In her latest book Prime Suspect, Dr Deborah Jermyn, Reader in Film and Television, has examined exactly what made the programme so distinctive, so controversial and, ultimately, so influential in its innovations transforming the TV crime drama.

The book, which is part of the British Film Industry Classics collection, places the series in the context of TV crime fictions that had gone before it, particularly those featuring female detectives, such as Cagney and Lacey.

Dr Jermyn also addresses the institutionalised sexism and misogyny that Tennison confronts to real-life discrimination and prejudice that has dogged British policing and attitudes to women, whether as investigators or victims.

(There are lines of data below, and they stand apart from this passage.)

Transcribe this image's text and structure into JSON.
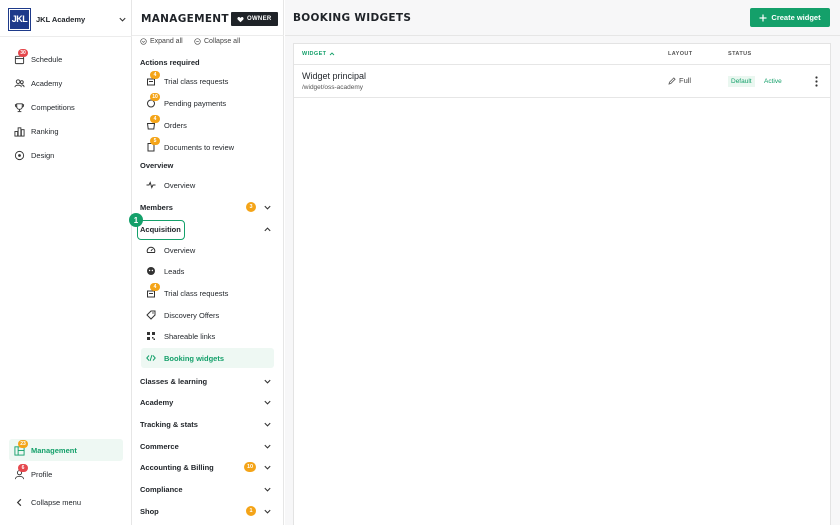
{
  "account": {
    "logo_text": "JKL",
    "name": "JKL Academy"
  },
  "leftnav": {
    "items": [
      {
        "label": "Schedule",
        "icon": "calendar-icon",
        "badge": "30",
        "badge_color": "#e5484d"
      },
      {
        "label": "Academy",
        "icon": "people-icon"
      },
      {
        "label": "Competitions",
        "icon": "trophy-icon"
      },
      {
        "label": "Ranking",
        "icon": "ranking-icon"
      },
      {
        "label": "Design",
        "icon": "palette-icon"
      }
    ],
    "management": {
      "label": "Management",
      "icon": "management-icon",
      "badge": "23",
      "badge_color": "#f4a418"
    },
    "profile": {
      "label": "Profile",
      "icon": "profile-icon",
      "badge": "6",
      "badge_color": "#e5484d"
    },
    "collapse": {
      "label": "Collapse menu",
      "icon": "chevron-left-icon"
    }
  },
  "panel": {
    "title": "MANAGEMENT",
    "owner_label": "OWNER",
    "expand_all": "Expand all",
    "collapse_all": "Collapse all",
    "actions_required": {
      "title": "Actions required",
      "items": [
        {
          "label": "Trial class requests",
          "badge": "4"
        },
        {
          "label": "Pending payments",
          "badge": "10"
        },
        {
          "label": "Orders",
          "badge": "4"
        },
        {
          "label": "Documents to review",
          "badge": "5"
        }
      ]
    },
    "overview_section": {
      "title": "Overview",
      "items": [
        {
          "label": "Overview"
        }
      ]
    },
    "members": {
      "label": "Members",
      "badge": "3"
    },
    "acquisition": {
      "label": "Acquisition",
      "step": "1",
      "items": [
        {
          "label": "Overview"
        },
        {
          "label": "Leads"
        },
        {
          "label": "Trial class requests",
          "badge": "4"
        },
        {
          "label": "Discovery Offers"
        },
        {
          "label": "Shareable links"
        },
        {
          "label": "Booking widgets"
        }
      ]
    },
    "sections": [
      {
        "label": "Classes & learning"
      },
      {
        "label": "Academy"
      },
      {
        "label": "Tracking & stats"
      },
      {
        "label": "Commerce"
      },
      {
        "label": "Accounting & Billing",
        "badge": "10"
      },
      {
        "label": "Compliance"
      },
      {
        "label": "Shop",
        "badge": "1"
      }
    ]
  },
  "main": {
    "title": "BOOKING WIDGETS",
    "create_button": "Create widget",
    "columns": {
      "widget": "WIDGET",
      "layout": "LAYOUT",
      "status": "STATUS"
    },
    "rows": [
      {
        "name": "Widget principal",
        "path": "/widget/oss-academy",
        "layout": "Full",
        "status_default": "Default",
        "status_active": "Active"
      }
    ]
  },
  "colors": {
    "accent": "#14a06a",
    "badge_orange": "#f4a418",
    "badge_red": "#e5484d",
    "owner_bg": "#1f2328"
  }
}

Dr Jermyn highlights the formal and aesthetic innovations of Prime Suspect, in its attention to the detail of forensic work; its unflinching portrayal of its murder victims and the cinematic shooting style with frequent use of deep focus and bravura camera angles. Her close analysis of key scenes demonstrates how the programme adopted an intricate camera style to differentiate and isolate Tennison from her colleagues.

Dr Jermyn is also the author of Crime Watching: Investigating Real Crime TV and co-editor of Falling in Love Again: Romantic Comedy in Contemporary Cinema.

July 2, 2010